Editor’s Column – Where Is Our Ho Center?

Emily Rawdon

Every spring, just as April rolls around, I get giddy. This is my time, when nearly all of my involvements come to their peak. Theater-, music- and art-oriented students proudly debut what they have spent the last few months perfecting. Between Dancefest, Student Theater, a cappella concerts and all of the senior projects and performances occurring, this campus gets extremely busy.

Incidentally, with all of these events competing for the same spaces, campus gets cramped.

Last week, I had the opportunity to sit down with Chris Clifford and Peg Flanagan, the Chair and Vice Chair of Colgate’s Board of Trustees to discuss only one topic: the state of visual and performing arts on Colgate’s campus. I am lucky enough to be heavily involved in this area of life in Hamilton as a double major in studio art and theater and a member of University Choir, Caribbean Students Association and Kuumba. Needless to say, I was overjoyed — and not just at the fact that food would be provided. For the past three years, I’ve taken note of numerous items on campus that have serious room for improvement. I jumped at the occasion to shed some light on the plights campus departments and groups are presently suffering. The group at the table shared my sentiment. We came to Colgate because of the liberal arts education, yet the majors we chose are the most neglected on campus.

As previously mentioned, the month of April on Colgate’s campus is crammed tighter than the crowd at a Girl Talk concert. The groups of students seated at the table began to explain to the pair just what was occurring. Here, art students scramble to complete their projects, theatre students fight to book limited rehearsal space for their presentations and music students spend hours preparing for concerts and recitals. Between these departments, free space is scarce. Practice rooms in Dana are small with multiple noise leaks. Ryan Studio only has two “large” space areas for theatre majors to stage their projects. The art department is fortunate enough to remove their studio majors from the mess via individual spaces in Schupf Studio, but leave their art history majors to cloud the Digital Studio.

On top of this lie the rest of us who were around the table. We are not yet seniors, some not even majors, but are still involved in the departments. Our classes meet in these same spaces or wherever we can fit. It was mentioned that one class in the Theater Department is forced to cram into a wing of Brehmer Theater, which no one should even compare to a real classroom. We don’t have performance spaces that are adequate — choirs are consigned to limited time in Memorial Chapel, while theater and art students are forced to strike out on their own to find an available studio-like space. As each one of us painted this picture of a severely neglected area of campus, the Board members looked genuinely shocked.

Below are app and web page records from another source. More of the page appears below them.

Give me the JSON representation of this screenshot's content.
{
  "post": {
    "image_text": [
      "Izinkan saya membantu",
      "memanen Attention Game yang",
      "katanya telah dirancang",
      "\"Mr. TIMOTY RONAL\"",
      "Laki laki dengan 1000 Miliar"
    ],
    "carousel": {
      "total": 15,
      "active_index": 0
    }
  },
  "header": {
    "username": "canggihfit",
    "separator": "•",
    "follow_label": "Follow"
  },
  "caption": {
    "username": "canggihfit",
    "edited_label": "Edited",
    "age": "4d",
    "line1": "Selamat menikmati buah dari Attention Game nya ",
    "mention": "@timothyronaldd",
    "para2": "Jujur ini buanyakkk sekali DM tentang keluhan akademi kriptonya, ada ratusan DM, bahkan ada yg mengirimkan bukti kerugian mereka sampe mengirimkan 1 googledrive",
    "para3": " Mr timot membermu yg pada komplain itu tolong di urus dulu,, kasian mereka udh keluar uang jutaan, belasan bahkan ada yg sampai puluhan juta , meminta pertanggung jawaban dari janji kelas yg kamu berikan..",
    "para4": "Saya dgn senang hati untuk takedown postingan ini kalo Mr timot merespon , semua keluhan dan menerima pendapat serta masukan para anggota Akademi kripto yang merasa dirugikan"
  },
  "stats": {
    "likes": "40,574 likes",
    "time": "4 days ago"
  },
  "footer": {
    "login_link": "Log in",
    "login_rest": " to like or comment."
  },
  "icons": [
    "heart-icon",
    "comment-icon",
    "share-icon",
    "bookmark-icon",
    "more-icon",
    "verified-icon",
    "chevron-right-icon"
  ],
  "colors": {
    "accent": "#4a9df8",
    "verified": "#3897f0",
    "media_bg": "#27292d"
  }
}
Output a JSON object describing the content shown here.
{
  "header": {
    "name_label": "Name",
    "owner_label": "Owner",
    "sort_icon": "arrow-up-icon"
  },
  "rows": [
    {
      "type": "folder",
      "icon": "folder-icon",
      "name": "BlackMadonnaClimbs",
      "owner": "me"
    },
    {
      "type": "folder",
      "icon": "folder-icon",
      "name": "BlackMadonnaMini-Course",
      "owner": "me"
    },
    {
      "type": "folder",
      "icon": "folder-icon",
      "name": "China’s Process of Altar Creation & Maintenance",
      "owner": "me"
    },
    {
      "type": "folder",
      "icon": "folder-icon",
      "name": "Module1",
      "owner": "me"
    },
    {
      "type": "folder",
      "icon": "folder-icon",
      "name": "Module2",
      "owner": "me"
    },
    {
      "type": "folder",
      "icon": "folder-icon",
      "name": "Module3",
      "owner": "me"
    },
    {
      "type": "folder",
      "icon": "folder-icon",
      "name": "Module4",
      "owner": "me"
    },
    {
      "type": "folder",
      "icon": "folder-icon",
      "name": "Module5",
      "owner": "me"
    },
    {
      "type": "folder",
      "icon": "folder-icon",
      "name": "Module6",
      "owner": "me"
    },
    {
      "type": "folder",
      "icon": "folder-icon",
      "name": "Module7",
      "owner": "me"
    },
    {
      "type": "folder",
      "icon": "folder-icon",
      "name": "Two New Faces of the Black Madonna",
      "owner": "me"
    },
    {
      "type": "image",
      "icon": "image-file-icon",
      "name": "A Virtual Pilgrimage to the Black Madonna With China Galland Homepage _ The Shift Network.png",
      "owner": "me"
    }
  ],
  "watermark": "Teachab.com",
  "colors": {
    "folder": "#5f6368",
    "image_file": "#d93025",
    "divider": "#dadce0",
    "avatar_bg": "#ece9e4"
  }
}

We continued to expand our discussion bringing into what is perhaps the hardest thing to deal with – the balance between these departments and student groups on campus.

Anyone in Dancefest knows that finding space to rehearse on this campus in the weeks leading up to the event is a true battle. Between majors unwilling to compromise on studio time or being unable to get any time in the Chapel until the week of the performance, groups wind up in obscure places. Some have been forced to travel, practicing at either the Hamilton Arts Center or Joy’s Dance Studio. When asked why we didn’t travel to schools nearby to rehearse, the general consensus was, “why bother?” When asked by my friend why they sold out of Dancefest tickets so soon, all I could reply was, “Because there is never enough room.” And these are only the concerns of the dance groups!

Overall, we presented a very one-sided story. All of us were students involved in a single department. Though some overlapped into student organizations, not a single student art group leader was sent the e-mail I received. Very few people realize the struggle that is happening between the space, the students and the departments. We were met with the point that our groups are small, but how can you turn away from the fact that on Friday night the Chapel stage will feel the pounding of over 150 dancers? We need more support! Whether it comes in the form of a Ho Center for the Performing Arts, complete with dance studios, a black box theatre and a performance space that can actually fit everyone that wants to go to Dancefest or a conversion of present facilities on campus into studio space, we need more functioning room. I was taught sharing was good when I was little, but what I am faced with every spring is impossible. A faculty member told me to start an uprising of the groups to get what we need. But why should we have to fight when it should have been handled by the university that bills itself as a progressive institution catering to the needs of its students? However, if it comes to it, I’ll be right there with the rest of the table, trying to explain the needs of yet another group Colgate overlooks.